During this time of crisis, the COVID-19 pandemic has forced corporations to work on tight budgeting. Timeshares are no different. As of now, what the ultimate COVID-19 impact on rentals and maintenance fees will be is unpredictable. While nobody has a crystal ball to foresee what the future will bring, Timeshare HOAs need to evaluate payment options and implement contingency plans.
Participating TBMA panelists offered attendees their support, expertise, and advice on budget planning during a Budget Planning webinar held on October 8. The panel was made up of Craig Huntington, President, Alliance Association Bank; Gary Porter, President, Facilities Advisors International; and Scott MacGregor, Senior Vice President/COO, Lemonjuice Capital.
The Budget Decision-Making Process
As resorts are going through their annual budgets, they are planning more strategically than they have in the past. There’s plenty that has to go into the budget making process and Scott MacGregor, Senior Vice President/COO, Lemonjuice Solutions, believes the process has to be conducted thoughtfully by the board, but easy for the owners to understand and comply with.
“Make it work around their lifestyle and situation,” he said. “Give options—payments over a period of time…series of payments. Don’t let people pay when they get around to it. It’s fair. It’s consistent for everybody. Everybody knows what the rules are, and we ask everybody to play by the same rules.”
During 2020, some of the resorts have had their overall expenses reduced as they’ve closed down and reduced their recent staff, according to Gary Porter, President, Facilities Advisors International. He believes his company can benefit resorts under pressure to stay afloat. He said, “We can work with them so they can keep their operating budgets intact.
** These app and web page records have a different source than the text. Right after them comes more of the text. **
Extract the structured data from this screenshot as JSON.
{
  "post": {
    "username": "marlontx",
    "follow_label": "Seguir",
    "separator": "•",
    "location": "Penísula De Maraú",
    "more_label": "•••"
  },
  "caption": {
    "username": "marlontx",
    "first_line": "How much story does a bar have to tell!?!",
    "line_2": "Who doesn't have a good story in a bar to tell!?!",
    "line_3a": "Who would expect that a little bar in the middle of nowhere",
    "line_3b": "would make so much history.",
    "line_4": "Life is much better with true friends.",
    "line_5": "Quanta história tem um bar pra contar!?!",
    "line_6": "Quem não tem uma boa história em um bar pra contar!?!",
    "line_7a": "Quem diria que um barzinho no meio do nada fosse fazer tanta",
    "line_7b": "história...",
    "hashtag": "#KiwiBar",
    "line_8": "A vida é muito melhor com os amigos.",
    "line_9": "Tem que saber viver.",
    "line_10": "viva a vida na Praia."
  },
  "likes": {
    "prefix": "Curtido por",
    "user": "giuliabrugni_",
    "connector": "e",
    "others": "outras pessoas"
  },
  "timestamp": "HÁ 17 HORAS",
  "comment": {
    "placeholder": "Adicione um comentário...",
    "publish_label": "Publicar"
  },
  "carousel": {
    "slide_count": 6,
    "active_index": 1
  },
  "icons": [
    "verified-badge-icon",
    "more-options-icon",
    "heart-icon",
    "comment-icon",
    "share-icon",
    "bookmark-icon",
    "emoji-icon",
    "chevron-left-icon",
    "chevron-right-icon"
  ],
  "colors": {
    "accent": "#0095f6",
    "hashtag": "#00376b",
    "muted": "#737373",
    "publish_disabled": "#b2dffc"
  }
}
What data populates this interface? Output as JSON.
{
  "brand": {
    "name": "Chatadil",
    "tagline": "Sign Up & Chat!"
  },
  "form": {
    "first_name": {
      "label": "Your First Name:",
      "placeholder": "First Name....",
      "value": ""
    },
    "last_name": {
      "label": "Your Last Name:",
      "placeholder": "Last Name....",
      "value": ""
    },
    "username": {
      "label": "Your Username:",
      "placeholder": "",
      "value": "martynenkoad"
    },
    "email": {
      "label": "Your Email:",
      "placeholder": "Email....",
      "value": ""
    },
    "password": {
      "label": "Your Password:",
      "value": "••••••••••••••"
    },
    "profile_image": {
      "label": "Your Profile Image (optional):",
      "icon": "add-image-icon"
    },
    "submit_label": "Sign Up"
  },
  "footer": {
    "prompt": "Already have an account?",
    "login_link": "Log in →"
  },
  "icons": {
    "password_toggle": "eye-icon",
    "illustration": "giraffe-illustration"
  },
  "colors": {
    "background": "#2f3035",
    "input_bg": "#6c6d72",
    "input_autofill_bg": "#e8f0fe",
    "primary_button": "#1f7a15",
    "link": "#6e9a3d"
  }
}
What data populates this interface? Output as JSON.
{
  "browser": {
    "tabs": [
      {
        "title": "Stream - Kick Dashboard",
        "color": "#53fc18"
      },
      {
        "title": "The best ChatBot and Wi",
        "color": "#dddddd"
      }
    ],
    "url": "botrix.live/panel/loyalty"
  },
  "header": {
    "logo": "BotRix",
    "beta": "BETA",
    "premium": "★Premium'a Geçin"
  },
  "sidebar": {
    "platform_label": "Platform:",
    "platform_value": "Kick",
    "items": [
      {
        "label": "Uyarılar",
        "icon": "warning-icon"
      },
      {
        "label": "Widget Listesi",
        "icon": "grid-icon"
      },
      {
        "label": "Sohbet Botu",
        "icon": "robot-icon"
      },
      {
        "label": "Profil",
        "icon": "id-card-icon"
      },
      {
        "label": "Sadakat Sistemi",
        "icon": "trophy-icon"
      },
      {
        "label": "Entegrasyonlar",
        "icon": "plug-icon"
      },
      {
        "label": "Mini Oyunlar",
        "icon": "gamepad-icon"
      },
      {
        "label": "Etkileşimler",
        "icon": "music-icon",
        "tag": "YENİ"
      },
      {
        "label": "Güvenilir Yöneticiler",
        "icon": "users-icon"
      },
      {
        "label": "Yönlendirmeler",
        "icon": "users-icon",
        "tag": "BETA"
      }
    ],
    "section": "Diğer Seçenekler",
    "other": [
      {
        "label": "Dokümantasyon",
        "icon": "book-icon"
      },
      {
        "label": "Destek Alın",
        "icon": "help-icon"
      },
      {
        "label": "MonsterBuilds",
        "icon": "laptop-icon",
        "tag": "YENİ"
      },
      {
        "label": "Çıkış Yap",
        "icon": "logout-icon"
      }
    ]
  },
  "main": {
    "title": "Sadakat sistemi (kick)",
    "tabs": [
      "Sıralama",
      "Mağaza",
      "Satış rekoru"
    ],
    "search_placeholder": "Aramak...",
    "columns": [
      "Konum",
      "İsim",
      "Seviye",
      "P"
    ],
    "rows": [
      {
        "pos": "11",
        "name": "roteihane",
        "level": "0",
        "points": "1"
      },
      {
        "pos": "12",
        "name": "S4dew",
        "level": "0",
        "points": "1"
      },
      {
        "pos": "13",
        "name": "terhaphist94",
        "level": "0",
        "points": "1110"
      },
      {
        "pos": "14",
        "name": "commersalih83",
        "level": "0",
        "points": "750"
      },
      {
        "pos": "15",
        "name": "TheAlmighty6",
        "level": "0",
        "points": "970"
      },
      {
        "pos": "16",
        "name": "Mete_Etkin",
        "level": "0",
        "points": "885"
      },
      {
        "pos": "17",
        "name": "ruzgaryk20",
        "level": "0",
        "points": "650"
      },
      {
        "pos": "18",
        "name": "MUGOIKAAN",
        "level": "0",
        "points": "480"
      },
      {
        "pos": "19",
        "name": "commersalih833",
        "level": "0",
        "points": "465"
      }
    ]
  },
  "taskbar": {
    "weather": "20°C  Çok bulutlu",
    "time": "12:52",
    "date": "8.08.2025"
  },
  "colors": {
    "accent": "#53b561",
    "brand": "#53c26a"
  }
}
If you can’t pay your utility bill, you got a problem. So, we work with them on that.”
On the banking side, Craig Huntington, President, Alliance Association Bank, expects that in 2021 many people will be coming for loans. He assured, “Our main role is to help with the collections of the assessments in a proper and quick manner.”
Financial Planning and Modeling
While it’s uncertain what will happen 30 years from now, Porter, said, “We are always looking for that 30-year projection. We have to make sure based on the information available that a 30-year funding projection works.”
Focusing on the immediate three to five years, can help estimate. Porter advises that while he can work on reducing funding and reserves if needed–and even borrow from reserves–it’s a subject not to be touched without clearing it with your management staff, state law, and your governing documents.
“Assuming you’ve done all those things,” he said, “we can work with you three to five years. Beyond that, it becomes more difficult to maintain a valid thirty-year projection.”
In agreement, MacGregor added, “We can really think and plan for three to five years. Beyond that is hard.”
While seeking options takes time, MacGregor encourages Boards to not wait until it’s too late. Anticipate the capital requirements for the property, and now is the time to start thinking how you’re going to pay for it.
In today’s world, during the pandemic, walking into a bank isn’t as easy as it used to be. Making an appointment with a banker ahead of time is the new approach. But technology makes it easier and Huntington is attuned to that. “We can consult, share screens, and answer questions,” he said. “That’s what technology has done for us here.”
The Lifespan of Maintenance Responsibilities
When it comes to term budgets, you can’t omit the big items—plumbing and electrical systems, windows and doors, pools, infrastructure, sunset/legal costs, and storm deductibles. This is especially relevant for properties 40-, 50-, and 60-years-old.
Plumbing and electrical systems, along with windows and doors are the biggest expenditures you’re going to face, according to Porter. He said, “Most people don’t think those are maintenance responsibilities you are going to have. If you have a property approaching fifty- or sixty-years-old, we have to start looking at those big components.”
MacGregor added, “That’s enough to change the life of a timeshare if it’s not prepared. Plumbing, electrical…if you’re not maintaining, they will fail.”
With the maintenance responsibilities, there is no denying a lot must be done to keep a timeshare going. And there’s a lot to be done in order to borrow money for a timeshare. That’s why very few banks in the country will do it, according to Huntington. “The main issue is A/R,” he said. “You really need to plan and have a great budget plan about what to do for the units that are not making a profit for you.”
When coming to Alliance Association Bank and asking for a loan, Huntington stresses that you must make sure you have a strong management team. “We want to see somebody who is an expert,” he said. “Spend extra money for a management team. It will save you money in the long run.”
Porter, who has been doing reserve studies for over 30-years, shared that his company subscribes to a service they call a reserve management plan to make sure that the reserve study meets their budget needs within the association.
And, if 2020 has taught us anything, it’s that change can throw any of us off kilter. MacGregor’s solution is to adopt to it. “Change is happening at a faster pace,” he said. “Change is always scary if you don’t prepare and embrace it.”